** Opening Records to use block **

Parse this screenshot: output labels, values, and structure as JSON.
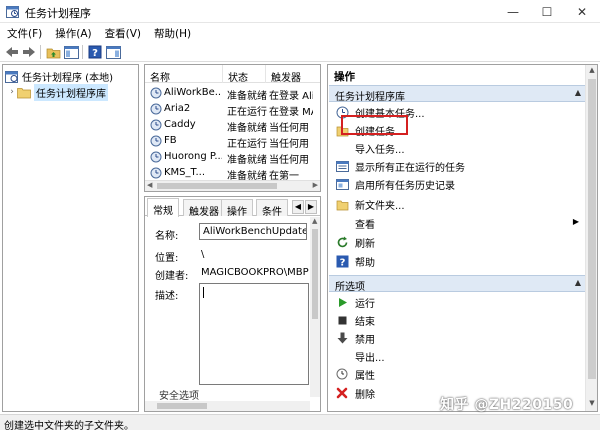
{
  "window": {
    "title": "任务计划程序",
    "minimize": "—",
    "maximize": "☐",
    "close": "✕"
  },
  "menu": [
    "文件(F)",
    "操作(A)",
    "查看(V)",
    "帮助(H)"
  ],
  "tree": {
    "root": "任务计划程序 (本地)",
    "child": "任务计划程序库"
  },
  "task_list": {
    "columns": [
      "名称",
      "状态",
      "触发器"
    ],
    "rows": [
      {
        "name": "AliWorkBe...",
        "status": "准备就绪",
        "trigger": "在登录 AliW"
      },
      {
        "name": "Aria2",
        "status": "正在运行",
        "trigger": "在登录 MA"
      },
      {
        "name": "Caddy",
        "status": "准备就绪",
        "trigger": "当任何用"
      },
      {
        "name": "FB",
        "status": "正在运行",
        "trigger": "当任何用"
      },
      {
        "name": "Huorong P...",
        "status": "准备就绪",
        "trigger": "当任何用"
      },
      {
        "name": "KMS_T...",
        "status": "准备就绪",
        "trigger": "在第一"
      }
    ]
  },
  "detail": {
    "tabs": [
      "常规",
      "触发器",
      "操作",
      "条件"
    ],
    "name_label": "名称:",
    "name_value": "AliWorkBenchUpdater",
    "location_label": "位置:",
    "location_value": "\\",
    "author_label": "创建者:",
    "author_value": "MAGICBOOKPRO\\MBP",
    "desc_label": "描述:",
    "security_label": "安全选项"
  },
  "actions": {
    "title": "操作",
    "section1": "任务计划程序库",
    "items1": [
      {
        "label": "创建基本任务...",
        "icon": "create-basic-task-icon",
        "submenu": false
      },
      {
        "label": "创建任务...",
        "icon": "create-task-icon",
        "submenu": false
      },
      {
        "label": "导入任务...",
        "icon": "import-task-icon",
        "submenu": false
      },
      {
        "label": "显示所有正在运行的任务",
        "icon": "running-tasks-icon",
        "submenu": false
      },
      {
        "label": "启用所有任务历史记录",
        "icon": "history-icon",
        "submenu": false
      },
      {
        "label": "新文件夹...",
        "icon": "new-folder-icon",
        "submenu": false
      },
      {
        "label": "查看",
        "icon": "view-icon",
        "submenu": true
      },
      {
        "label": "刷新",
        "icon": "refresh-icon",
        "submenu": false
      },
      {
        "label": "帮助",
        "icon": "help-icon",
        "submenu": false
      }
    ],
    "section2": "所选项",
    "items2": [
      {
        "label": "运行",
        "icon": "run-icon"
      },
      {
        "label": "结束",
        "icon": "end-icon"
      },
      {
        "label": "禁用",
        "icon": "disable-icon"
      },
      {
        "label": "导出...",
        "icon": "export-icon"
      },
      {
        "label": "属性",
        "icon": "properties-icon"
      },
      {
        "label": "删除",
        "icon": "delete-icon"
      }
    ]
  },
  "status_bar": "创建选中文件夹的子文件夹。",
  "watermark": "知乎 @ZH220150",
  "colors": {
    "selection": "#cce8ff",
    "section_header": "#dfe9f5",
    "highlight": "#d42020"
  }
}
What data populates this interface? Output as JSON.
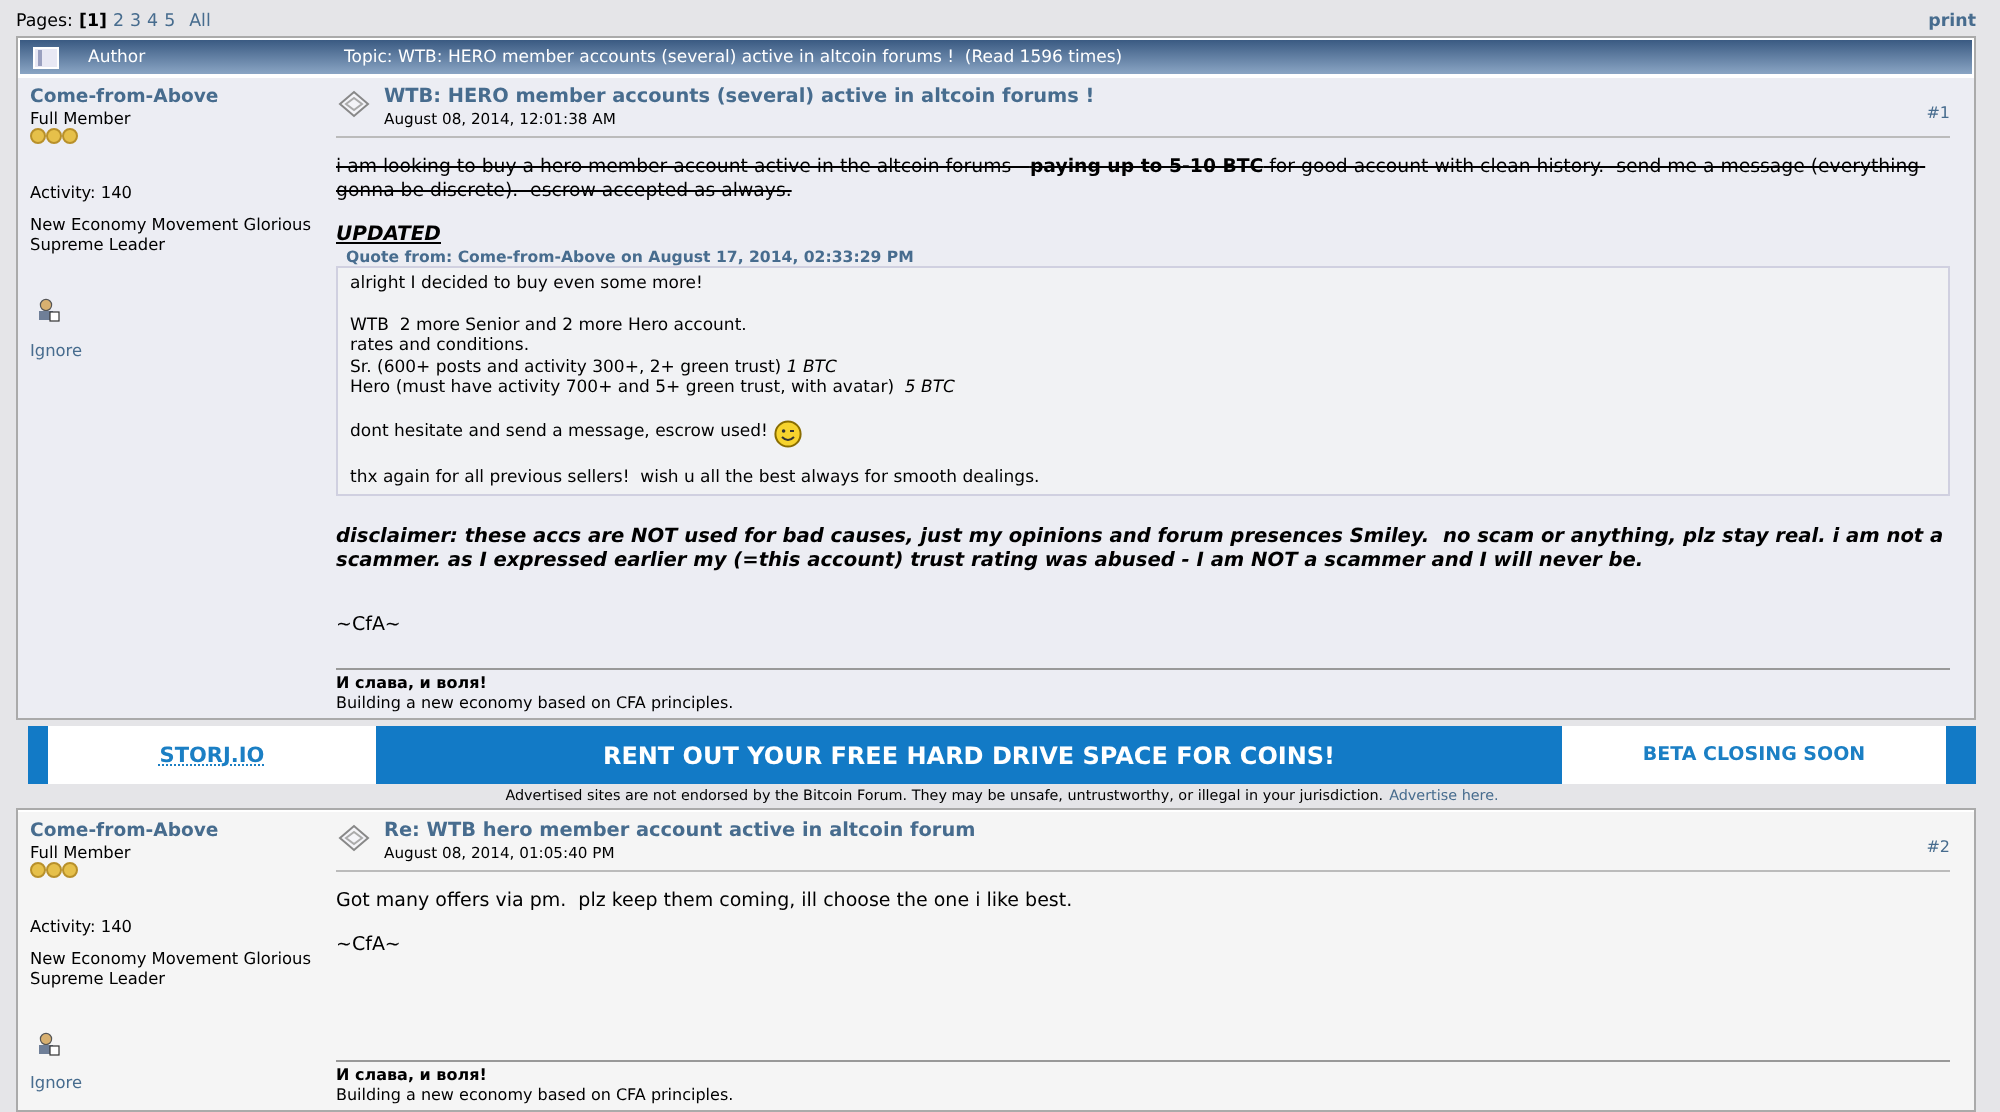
{
  "pagination": {
    "label": "Pages:",
    "pages": [
      {
        "label": "[1]",
        "selected": true
      },
      {
        "label": "2",
        "selected": false
      },
      {
        "label": "3",
        "selected": false
      },
      {
        "label": "4",
        "selected": false
      },
      {
        "label": "5",
        "selected": false
      }
    ],
    "all": "All",
    "print": "print"
  },
  "header": {
    "author": "Author",
    "topic": "Topic: WTB: HERO member accounts (several) active in altcoin forums !  (Read 1596 times)"
  },
  "posts": [
    {
      "author": "Come-from-Above",
      "rank": "Full Member",
      "stars": 3,
      "activity": "Activity: 140",
      "custom_title": "New Economy Movement Glorious Supreme Leader",
      "ignore": "Ignore",
      "subject": "WTB: HERO member accounts (several) active in altcoin forums !",
      "date": "August 08, 2014, 12:01:38 AM",
      "number": "#1",
      "blocks": [
        {
          "kind": "struck",
          "text": "i am looking to buy a hero member account active in the altcoin forums-  **paying up to 5-10 BTC** for good account with clean history.  send me a message (everything gonna be discrete).  escrow accepted as always."
        },
        {
          "kind": "heading",
          "text": "UPDATED"
        },
        {
          "kind": "quote",
          "header": "Quote from: Come-from-Above on August 17, 2014, 02:33:29 PM",
          "paragraphs": [
            {
              "lines": [
                "alright I decided to buy even some more!"
              ],
              "smiley": false
            },
            {
              "lines": [
                "WTB  2 more Senior and 2 more Hero account.",
                "rates and conditions.",
                "Sr. (600+ posts and activity 300+, 2+ green trust) *1 BTC*",
                "Hero (must have activity 700+ and 5+ green trust, with avatar)  *5 BTC*"
              ],
              "smiley": false
            },
            {
              "lines": [
                "dont hesitate and send a message, escrow used!"
              ],
              "smiley": true
            },
            {
              "lines": [
                "thx again for all previous sellers!  wish u all the best always for smooth dealings."
              ],
              "smiley": false
            }
          ]
        },
        {
          "kind": "disclaimer",
          "text": "disclaimer: these accs are NOT used for bad causes, just my opinions and forum presences Smiley.  no scam or anything, plz stay real. i am not a scammer. as I expressed earlier my (=this account) trust rating was abused - I am NOT a scammer and I will never be."
        },
        {
          "kind": "plain",
          "text": "~CfA~"
        }
      ],
      "signature": {
        "title": "И слава, и воля!",
        "line": "Building a new economy based on CFA principles."
      }
    },
    {
      "author": "Come-from-Above",
      "rank": "Full Member",
      "stars": 3,
      "activity": "Activity: 140",
      "custom_title": "New Economy Movement Glorious Supreme Leader",
      "ignore": "Ignore",
      "subject": "Re: WTB hero member account active in altcoin forum",
      "date": "August 08, 2014, 01:05:40 PM",
      "number": "#2",
      "blocks": [
        {
          "kind": "plain",
          "text": "Got many offers via pm.  plz keep them coming, ill choose the one i like best."
        },
        {
          "kind": "plain",
          "text": "~CfA~"
        }
      ],
      "signature": {
        "title": "И слава, и воля!",
        "line": "Building a new economy based on CFA principles."
      }
    }
  ],
  "ad": {
    "left": "STORJ.IO",
    "middle": "RENT OUT YOUR FREE HARD DRIVE SPACE FOR COINS!",
    "right": "BETA CLOSING SOON",
    "notice": "Advertised sites are not endorsed by the Bitcoin Forum. They may be unsafe, untrustworthy, or illegal in your jurisdiction.",
    "link": "Advertise here."
  }
}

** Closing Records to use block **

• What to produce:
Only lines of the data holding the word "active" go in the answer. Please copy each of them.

• Final answer:
    "topic": "Topic: WTB: HERO member accounts (several) active in altcoin forums !  (Read 1596 times)"
      "subject": "WTB: HERO member accounts (several) active in altcoin forums !",
          "text": "i am looking to buy a hero member account active in the altcoin forums-  **paying up to 5-10 BTC** for good account with clean history.  send me a message (everything gonna be discrete).  escrow accepted as always."
      "subject": "Re: WTB hero member account active in altcoin forum",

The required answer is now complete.